The current consultation reviewing the impacts of the ban on the use of combustible materials in and on the external walls of buildings has provoked a wider debate within our studio about the impact of this ban on the development of timber construction and the implications for the role of innovation in tackling the climate crisis.
At the moment we believe there has been a breakdown of trust in the system of building regulation and its implementation, and that this is a wider issue than the detail of the regulations themselves. The construction industry needs to find a means to restore trust in the industry collectively beyond just regulation.
To be effective, the Building Regulations require a robust system for their enforcement that commands trust and respect. The regulations that were in place before the Grenfell fire should have prevented it. In the post-Grenfell climate our experience has been that clients are making their own knee-jerk reactions independent of regulations and partly due to the lack of any swift or definitive updates. Employer’s Requirements are taking precedence over Building Regulations which in theory should be applicable to all projects.
Decisions about forms of construction to adopt or exclude are being driven by all of the following:
- Pressure from residents and tenants who do not feel safe.
- Client perception of risk (real, reputational, future).
- Reaction of insurers (both Building insurers and professional indemnity insurers).
- Reaction of mortgage lenders for market sale properties.
- Personal opinions and prejudices of building control officers or authorities.
- Personal opinions and prejudices of architects and contractors who are fearful of finding themselves asked to testify at future enquiries.
Our residential clients and contractors are taking a 100% risk averse approach.

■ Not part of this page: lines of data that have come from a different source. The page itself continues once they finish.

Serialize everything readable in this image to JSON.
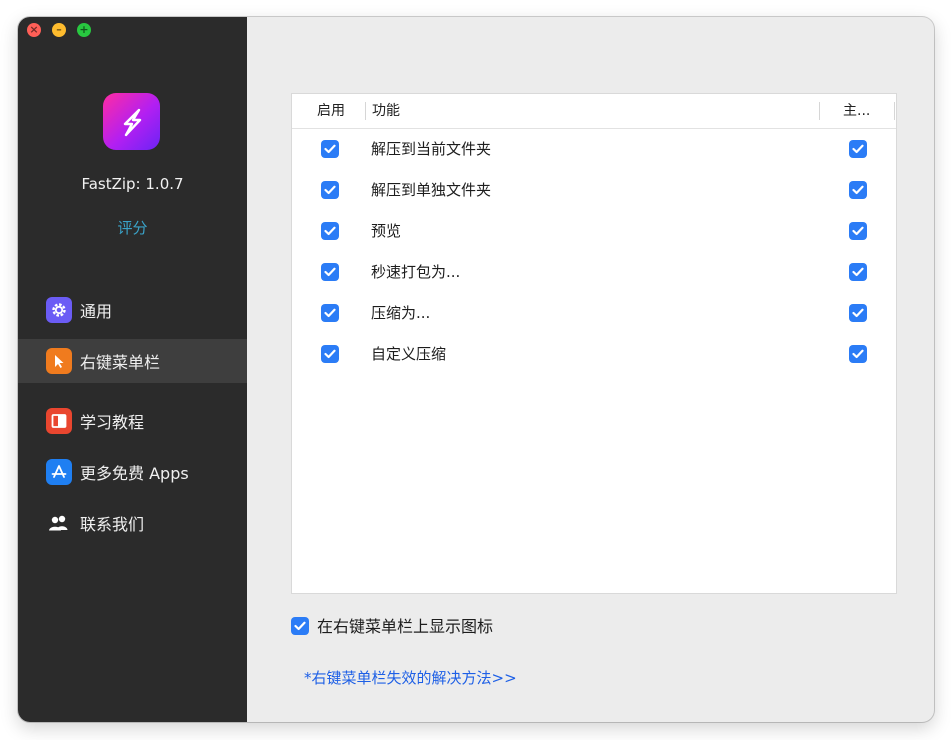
{
  "app": {
    "version_label": "FastZip: 1.0.7",
    "rate_label": "评分",
    "brand_color": "#b21ff2"
  },
  "sidebar": {
    "items": [
      {
        "label": "通用",
        "icon": "gear-icon",
        "icon_color": "#6b5cf5",
        "active": false
      },
      {
        "label": "右键菜单栏",
        "icon": "cursor-icon",
        "icon_color": "#f07b1e",
        "active": true
      },
      {
        "label": "学习教程",
        "icon": "book-icon",
        "icon_color": "#e9462f",
        "active": false
      },
      {
        "label": "更多免费 Apps",
        "icon": "app-store-icon",
        "icon_color": "#1f7ff2",
        "active": false
      },
      {
        "label": "联系我们",
        "icon": "people-icon",
        "icon_color": "#ffffff",
        "active": false
      }
    ]
  },
  "table": {
    "columns": [
      "启用",
      "功能",
      "主..."
    ],
    "rows": [
      {
        "enabled": true,
        "label": "解压到当前文件夹",
        "main": true
      },
      {
        "enabled": true,
        "label": "解压到单独文件夹",
        "main": true
      },
      {
        "enabled": true,
        "label": "预览",
        "main": true
      },
      {
        "enabled": true,
        "label": "秒速打包为...",
        "main": true
      },
      {
        "enabled": true,
        "label": "压缩为...",
        "main": true
      },
      {
        "enabled": true,
        "label": "自定义压缩",
        "main": true
      }
    ]
  },
  "options": {
    "show_icon_label": "在右键菜单栏上显示图标",
    "show_icon_checked": true
  },
  "help": {
    "link_label": "*右键菜单栏失效的解决方法>>"
  },
  "colors": {
    "accent": "#2b7cf6",
    "sidebar_bg": "#2b2b2b",
    "link": "#1d5fe6"
  }
}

They are ruling out the use of timber in Employer’s Requirements and eliminating any combustible materials from construction. This affects specification right down to cavity trays, DPC’s and the adhesives used to bond brick slips to lintels. Contractors are reverting to what they know best – ‘old school’ brick and block construction. The effect of this is to counter any ongoing efforts to upskilling and modernise the process of building construction in the UK.
At the same time we are experiencing a definite shift among clients away from reliance on passive fire safety – structural performance and compartmentation – towards active fire safety – providing sprinklers to apartments and communal areas. Although housing design has historically relied on passive fire safety and ‘stay in place’ strategies we feel that the legitimacy of this approach has been undermined in the perception of our clients by the number of buildings found not to perform as they were designed. We think the residents in high-rise residential schemes for example, would be unlikely to be willing to obey Fire Brigade advice to ‘stay in place’ now. Clients are anticipating future changes in regulation and trying to future proof schemes currently at the design stages. Sprinklers offer more design flexibility in internal flat layouts but their take-up varies from project to project.

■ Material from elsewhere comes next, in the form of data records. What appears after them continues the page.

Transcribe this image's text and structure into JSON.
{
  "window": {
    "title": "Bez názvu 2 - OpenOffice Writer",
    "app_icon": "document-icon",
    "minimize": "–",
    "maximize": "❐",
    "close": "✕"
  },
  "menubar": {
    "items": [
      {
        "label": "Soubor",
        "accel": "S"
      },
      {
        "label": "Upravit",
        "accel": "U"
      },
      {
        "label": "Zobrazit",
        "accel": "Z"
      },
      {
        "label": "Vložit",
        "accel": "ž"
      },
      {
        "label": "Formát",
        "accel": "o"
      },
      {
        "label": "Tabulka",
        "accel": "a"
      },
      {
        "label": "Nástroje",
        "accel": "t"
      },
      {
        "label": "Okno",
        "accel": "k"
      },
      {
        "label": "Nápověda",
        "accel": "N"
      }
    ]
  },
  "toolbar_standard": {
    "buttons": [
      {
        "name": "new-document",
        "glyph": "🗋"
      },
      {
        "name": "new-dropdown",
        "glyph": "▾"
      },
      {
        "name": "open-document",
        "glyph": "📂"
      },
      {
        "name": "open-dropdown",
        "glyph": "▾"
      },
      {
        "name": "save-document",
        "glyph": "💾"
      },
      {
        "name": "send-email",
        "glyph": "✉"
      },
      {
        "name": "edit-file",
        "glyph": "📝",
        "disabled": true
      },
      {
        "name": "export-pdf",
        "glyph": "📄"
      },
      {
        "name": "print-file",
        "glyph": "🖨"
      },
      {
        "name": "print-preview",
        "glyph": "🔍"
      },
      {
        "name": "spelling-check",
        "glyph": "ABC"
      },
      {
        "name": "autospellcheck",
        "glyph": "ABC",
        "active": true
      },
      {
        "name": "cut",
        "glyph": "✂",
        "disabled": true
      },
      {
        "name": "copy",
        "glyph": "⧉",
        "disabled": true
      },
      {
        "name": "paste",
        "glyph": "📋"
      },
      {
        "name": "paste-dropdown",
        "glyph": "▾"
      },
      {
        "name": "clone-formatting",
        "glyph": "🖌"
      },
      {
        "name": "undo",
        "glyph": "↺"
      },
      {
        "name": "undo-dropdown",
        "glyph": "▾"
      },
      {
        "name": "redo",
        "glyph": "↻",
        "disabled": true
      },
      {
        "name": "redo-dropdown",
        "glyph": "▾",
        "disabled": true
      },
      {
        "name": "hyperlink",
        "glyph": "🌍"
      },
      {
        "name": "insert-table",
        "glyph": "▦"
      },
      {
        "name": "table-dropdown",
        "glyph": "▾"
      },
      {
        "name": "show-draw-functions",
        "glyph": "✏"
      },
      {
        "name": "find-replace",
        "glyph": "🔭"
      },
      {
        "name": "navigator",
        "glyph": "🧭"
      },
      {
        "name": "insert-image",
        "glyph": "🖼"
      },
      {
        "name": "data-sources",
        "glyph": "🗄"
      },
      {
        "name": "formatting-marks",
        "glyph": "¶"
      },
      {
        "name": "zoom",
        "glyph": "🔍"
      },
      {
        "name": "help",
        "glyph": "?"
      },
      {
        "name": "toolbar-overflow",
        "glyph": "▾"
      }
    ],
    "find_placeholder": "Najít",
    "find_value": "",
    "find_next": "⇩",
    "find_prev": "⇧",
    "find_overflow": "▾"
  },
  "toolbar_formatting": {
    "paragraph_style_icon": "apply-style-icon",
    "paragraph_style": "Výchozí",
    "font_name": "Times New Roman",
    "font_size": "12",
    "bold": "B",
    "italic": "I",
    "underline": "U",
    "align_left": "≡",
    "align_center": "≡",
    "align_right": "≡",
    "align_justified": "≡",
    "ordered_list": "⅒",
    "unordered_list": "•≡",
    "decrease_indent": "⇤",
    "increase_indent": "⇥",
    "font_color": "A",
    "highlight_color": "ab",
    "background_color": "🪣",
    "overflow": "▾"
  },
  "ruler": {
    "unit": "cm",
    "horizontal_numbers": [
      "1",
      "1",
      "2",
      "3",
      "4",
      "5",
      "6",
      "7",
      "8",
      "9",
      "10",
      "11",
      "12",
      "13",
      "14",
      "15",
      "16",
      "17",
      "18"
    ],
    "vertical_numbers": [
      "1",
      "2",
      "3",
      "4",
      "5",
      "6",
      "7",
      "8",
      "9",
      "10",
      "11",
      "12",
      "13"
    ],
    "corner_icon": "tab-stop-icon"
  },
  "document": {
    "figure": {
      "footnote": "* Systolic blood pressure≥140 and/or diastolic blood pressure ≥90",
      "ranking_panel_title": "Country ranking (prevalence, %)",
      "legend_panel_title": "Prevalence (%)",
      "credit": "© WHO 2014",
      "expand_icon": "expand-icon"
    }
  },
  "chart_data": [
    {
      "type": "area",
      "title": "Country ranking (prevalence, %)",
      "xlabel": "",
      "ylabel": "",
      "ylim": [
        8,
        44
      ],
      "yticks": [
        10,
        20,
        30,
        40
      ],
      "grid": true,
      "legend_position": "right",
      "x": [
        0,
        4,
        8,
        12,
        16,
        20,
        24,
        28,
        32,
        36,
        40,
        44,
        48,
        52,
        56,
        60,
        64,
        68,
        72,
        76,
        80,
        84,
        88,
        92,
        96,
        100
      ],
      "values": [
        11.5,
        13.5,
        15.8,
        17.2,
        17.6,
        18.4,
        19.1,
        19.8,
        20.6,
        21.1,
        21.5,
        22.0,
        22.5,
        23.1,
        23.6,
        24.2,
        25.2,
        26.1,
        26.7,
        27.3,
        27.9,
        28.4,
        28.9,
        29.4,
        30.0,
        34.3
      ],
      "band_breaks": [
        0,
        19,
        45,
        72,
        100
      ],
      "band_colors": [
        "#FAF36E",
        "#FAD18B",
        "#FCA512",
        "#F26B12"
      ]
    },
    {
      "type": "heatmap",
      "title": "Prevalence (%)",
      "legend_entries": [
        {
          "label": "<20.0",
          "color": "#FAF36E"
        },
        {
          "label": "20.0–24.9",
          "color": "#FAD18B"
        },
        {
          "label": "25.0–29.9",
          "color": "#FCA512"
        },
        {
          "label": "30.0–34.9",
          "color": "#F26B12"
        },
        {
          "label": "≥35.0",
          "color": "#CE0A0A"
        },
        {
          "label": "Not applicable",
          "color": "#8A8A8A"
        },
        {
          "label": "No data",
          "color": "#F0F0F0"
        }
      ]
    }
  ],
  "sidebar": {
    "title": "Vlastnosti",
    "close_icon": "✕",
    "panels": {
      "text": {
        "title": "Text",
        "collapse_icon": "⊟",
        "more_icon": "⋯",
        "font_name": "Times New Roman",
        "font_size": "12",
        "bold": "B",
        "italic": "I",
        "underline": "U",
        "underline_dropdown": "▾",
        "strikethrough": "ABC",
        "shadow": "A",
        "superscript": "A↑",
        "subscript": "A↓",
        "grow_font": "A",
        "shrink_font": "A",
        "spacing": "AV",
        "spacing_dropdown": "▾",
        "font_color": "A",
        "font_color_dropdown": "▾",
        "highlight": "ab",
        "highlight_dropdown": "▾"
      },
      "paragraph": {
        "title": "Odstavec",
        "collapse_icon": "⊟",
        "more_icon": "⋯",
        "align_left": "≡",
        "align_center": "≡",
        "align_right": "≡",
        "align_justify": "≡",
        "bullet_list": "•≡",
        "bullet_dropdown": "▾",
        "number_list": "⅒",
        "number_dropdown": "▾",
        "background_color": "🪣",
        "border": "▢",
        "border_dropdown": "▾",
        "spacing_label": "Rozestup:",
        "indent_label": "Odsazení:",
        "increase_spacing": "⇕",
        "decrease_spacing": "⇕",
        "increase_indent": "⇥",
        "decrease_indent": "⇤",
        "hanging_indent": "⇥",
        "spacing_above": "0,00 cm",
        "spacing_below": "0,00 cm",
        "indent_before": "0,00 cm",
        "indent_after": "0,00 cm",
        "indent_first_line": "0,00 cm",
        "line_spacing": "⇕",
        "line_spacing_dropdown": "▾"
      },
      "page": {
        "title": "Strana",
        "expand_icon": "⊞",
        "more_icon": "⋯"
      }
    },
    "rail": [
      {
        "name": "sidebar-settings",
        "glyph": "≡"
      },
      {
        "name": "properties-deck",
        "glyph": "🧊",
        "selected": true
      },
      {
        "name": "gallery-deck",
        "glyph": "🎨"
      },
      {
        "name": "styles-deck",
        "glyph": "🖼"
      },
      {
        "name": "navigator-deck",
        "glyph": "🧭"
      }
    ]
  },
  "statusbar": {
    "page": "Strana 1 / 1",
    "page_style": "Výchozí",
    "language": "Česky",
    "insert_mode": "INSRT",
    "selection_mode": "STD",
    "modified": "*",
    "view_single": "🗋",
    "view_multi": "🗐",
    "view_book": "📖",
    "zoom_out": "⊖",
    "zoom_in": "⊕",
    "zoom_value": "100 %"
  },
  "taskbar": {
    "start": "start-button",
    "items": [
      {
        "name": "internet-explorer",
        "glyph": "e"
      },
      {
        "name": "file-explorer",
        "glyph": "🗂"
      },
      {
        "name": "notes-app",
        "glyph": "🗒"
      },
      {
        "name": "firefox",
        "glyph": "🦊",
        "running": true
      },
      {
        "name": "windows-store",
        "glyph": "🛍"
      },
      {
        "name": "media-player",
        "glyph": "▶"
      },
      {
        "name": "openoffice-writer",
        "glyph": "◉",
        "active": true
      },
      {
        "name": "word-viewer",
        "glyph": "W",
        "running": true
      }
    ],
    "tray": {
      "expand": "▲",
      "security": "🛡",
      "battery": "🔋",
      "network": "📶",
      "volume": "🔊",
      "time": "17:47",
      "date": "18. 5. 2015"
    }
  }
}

This gap between what the regulations should in theory safely allow and what building commissioners are actually willing to do in practice has arisen because of a breakdown of trust. This has been driven in part by the number of buildings that have been signed-off and then found to have basic construction defects such as missing cavity wall ties. Local Authority Building Control certification has been exposed as being no guarantee that building regulations have actually been complied with. In the residential sector in particular, the ‘guarantees’ of some Independent Approved Inspectors are in reality insurance policies against defective workmanship rather than confirmation that construction has been independently inspected and approved.
The Performance Gap between as-designed and as-built conditions is a pressing concern and is in part related to the system of Building Control and the procedures for the quality assurance of this system through site inspection and certification.
Overcoming the challenges facing our society in relation to climate change will require more collaboration and innovation in the construction industry. If the ban on combustible materials is to be permanently enshrined within Building Regulations it must be done in a way that does not stifle future innovation in new forms of construction technology. At the same time, our profession has a duty first and foremost to ensure the safety of all those who use the buildings that we design.
We therefore need to create a safe space for the exploration of new materials and approaches while rebuilding trust. We think that this may require a more transparently evidence-based approach to writing new regulations that is backed up by demonstration and testing rather than desktop analysis. If the effect of this would be to require new materials or combinations to be mocked-up and tested on a project-specific rather than generic basis, providing video evidence of the fire-test results for the reassurance of future occupants, that would be a positive first step.
The more difficult second step will be to rebuild a site inspection and certification regime that will guarantee that the ‘as built’ product matches the tested sample and to define which parties within the industry should be responsible for which roles within the system. We believe that reforms are needed to address the efficacy of the Building Control system in its entirety and not just the specific wording of individual regulations.